Science Pub Portland: Transcontinental Railroad
This is a past event. Tuesday, August 20 at 7:00pm
Empirical Theater at OMSI 1945 S.E. Water Ave., Portland, OR 97214
Building the Transcontinental Railroad
With Paul Giroux, Dist.M.ASCE, Senior Estimating Manager at Kiewit Infrastructure West Co.

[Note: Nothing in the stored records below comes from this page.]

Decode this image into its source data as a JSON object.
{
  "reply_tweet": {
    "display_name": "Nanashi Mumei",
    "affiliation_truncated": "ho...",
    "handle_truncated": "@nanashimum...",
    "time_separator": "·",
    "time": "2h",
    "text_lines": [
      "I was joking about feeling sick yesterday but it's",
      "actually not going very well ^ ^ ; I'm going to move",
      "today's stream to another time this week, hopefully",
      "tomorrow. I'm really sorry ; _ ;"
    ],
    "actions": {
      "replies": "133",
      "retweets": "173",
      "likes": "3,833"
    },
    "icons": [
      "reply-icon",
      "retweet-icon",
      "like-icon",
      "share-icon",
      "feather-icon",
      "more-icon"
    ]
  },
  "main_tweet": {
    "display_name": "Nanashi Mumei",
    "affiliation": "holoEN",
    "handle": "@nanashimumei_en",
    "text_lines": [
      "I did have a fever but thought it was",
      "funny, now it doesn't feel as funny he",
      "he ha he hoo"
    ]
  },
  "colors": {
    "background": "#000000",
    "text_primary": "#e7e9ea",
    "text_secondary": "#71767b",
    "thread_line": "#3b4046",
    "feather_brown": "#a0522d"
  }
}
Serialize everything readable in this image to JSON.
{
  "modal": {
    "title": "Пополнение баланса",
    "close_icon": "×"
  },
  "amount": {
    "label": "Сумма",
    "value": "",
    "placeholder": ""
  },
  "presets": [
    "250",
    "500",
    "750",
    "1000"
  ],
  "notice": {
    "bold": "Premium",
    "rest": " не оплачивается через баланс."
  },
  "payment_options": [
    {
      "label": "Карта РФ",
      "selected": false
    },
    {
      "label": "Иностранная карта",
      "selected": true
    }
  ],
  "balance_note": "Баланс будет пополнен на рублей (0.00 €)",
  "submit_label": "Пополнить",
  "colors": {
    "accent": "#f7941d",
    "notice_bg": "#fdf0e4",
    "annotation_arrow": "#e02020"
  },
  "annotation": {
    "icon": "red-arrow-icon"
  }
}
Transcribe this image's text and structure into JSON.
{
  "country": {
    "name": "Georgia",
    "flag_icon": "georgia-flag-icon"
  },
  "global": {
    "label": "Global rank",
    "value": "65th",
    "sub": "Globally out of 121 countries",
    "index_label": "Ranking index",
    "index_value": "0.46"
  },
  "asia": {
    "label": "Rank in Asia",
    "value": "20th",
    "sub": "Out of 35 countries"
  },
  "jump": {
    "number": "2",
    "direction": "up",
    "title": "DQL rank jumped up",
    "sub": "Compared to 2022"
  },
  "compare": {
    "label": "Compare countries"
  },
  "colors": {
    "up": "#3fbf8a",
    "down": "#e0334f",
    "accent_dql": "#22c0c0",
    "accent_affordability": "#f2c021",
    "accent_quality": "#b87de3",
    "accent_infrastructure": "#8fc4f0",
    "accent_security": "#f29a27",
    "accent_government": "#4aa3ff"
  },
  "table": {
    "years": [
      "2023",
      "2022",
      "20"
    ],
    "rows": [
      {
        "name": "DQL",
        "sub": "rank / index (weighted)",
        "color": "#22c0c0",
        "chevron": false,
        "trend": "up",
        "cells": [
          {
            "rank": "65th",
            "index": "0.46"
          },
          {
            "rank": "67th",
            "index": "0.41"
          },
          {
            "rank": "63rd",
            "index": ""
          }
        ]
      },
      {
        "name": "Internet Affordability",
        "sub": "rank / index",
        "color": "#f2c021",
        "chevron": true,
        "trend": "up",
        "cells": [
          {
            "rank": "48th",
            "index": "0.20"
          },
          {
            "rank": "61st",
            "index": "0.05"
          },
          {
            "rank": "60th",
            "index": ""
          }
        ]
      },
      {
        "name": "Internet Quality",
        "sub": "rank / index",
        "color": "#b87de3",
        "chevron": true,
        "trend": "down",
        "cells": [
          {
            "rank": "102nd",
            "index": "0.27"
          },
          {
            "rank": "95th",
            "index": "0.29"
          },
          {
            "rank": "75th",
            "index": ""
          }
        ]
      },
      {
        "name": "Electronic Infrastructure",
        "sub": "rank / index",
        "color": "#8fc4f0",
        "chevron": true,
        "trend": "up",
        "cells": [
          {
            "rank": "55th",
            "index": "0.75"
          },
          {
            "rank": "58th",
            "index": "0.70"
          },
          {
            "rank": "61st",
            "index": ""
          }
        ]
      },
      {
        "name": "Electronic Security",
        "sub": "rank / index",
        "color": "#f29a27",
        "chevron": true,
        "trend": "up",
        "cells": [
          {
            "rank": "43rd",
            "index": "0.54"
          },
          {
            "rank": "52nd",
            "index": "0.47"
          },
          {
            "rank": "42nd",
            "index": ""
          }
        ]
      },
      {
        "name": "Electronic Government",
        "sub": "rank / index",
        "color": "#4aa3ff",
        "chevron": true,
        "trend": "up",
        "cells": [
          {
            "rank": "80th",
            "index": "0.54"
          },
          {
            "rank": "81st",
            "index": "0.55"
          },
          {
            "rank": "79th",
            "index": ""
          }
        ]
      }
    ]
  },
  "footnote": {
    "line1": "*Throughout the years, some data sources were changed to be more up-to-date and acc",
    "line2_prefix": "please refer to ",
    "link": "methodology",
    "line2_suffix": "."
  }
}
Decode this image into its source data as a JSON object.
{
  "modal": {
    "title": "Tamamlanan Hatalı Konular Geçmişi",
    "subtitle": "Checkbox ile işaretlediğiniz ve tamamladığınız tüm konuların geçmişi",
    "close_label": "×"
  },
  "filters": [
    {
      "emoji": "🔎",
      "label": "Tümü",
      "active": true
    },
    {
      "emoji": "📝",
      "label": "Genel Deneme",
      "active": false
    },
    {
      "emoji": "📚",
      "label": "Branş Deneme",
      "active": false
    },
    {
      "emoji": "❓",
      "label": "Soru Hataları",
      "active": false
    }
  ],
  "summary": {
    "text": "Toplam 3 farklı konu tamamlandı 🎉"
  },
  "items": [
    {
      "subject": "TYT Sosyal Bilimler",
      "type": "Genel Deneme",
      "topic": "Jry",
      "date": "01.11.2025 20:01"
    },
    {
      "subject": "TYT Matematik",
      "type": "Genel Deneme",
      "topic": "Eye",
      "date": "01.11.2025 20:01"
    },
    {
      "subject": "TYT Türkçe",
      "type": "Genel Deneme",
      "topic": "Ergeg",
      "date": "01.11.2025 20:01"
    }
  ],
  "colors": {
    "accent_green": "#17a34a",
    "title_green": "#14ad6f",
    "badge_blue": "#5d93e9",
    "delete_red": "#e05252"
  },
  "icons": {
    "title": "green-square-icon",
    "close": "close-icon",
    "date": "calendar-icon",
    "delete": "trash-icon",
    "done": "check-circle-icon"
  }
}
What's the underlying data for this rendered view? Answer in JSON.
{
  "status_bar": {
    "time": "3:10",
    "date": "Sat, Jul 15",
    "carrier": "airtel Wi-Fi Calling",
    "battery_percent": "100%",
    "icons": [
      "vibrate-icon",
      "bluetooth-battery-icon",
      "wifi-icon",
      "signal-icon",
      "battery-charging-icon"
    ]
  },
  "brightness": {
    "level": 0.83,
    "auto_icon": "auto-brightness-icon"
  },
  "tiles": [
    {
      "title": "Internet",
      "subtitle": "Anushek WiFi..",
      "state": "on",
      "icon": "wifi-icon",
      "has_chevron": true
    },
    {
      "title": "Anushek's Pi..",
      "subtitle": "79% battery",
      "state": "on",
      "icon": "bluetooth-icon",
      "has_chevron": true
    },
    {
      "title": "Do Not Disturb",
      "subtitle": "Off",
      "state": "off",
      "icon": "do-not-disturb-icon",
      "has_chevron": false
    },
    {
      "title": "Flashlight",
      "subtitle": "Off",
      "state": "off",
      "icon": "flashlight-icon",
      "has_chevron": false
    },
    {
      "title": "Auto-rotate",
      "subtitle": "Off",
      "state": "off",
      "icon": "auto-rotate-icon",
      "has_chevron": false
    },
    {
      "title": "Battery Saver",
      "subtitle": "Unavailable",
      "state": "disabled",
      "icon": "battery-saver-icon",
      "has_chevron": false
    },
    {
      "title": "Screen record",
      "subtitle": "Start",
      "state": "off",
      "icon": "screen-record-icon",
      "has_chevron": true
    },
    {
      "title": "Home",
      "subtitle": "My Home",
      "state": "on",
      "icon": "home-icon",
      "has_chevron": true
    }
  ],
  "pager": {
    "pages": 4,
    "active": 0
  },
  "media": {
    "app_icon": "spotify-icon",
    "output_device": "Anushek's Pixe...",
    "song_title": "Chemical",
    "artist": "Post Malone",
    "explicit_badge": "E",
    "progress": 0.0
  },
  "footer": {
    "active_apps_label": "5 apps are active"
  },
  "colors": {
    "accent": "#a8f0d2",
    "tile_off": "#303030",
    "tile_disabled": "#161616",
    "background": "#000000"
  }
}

As the United States grew in population and territory in the mid-19th century safe and efficient travel and commerce with the western territories and the booming state of California were increasingly important. Even as America was embroiled in a civil war from 1861 to 1865, President Abraham Lincoln and other leaders had the courage to build the country’s first transcontinental railroad. While no singular structure defines the first Transcontinental Railroad built in the United States; the story of its builders and how the tunnels, trestles, and tracks of its 1,776-mile alignment were built stands as one of the most important chapters in civil engineering history. Structures would have to be completed in remote and sometimes hostile areas, at unprecedented elevations, under extreme conditions, all while advancing armies of workers ever closer and closer to the roads final meeting point in Promontory, Utah. This presentation will explain how the right men, machines and methods came together to build a railroad of unprecedented challenges. When completed 150 years ago in 1869, the Transcontinental Railroad not only connected the United States from east to west, it also helped unite a country that had been torn by civil war. Opening the road to the West to settlement and development would forever change the United States.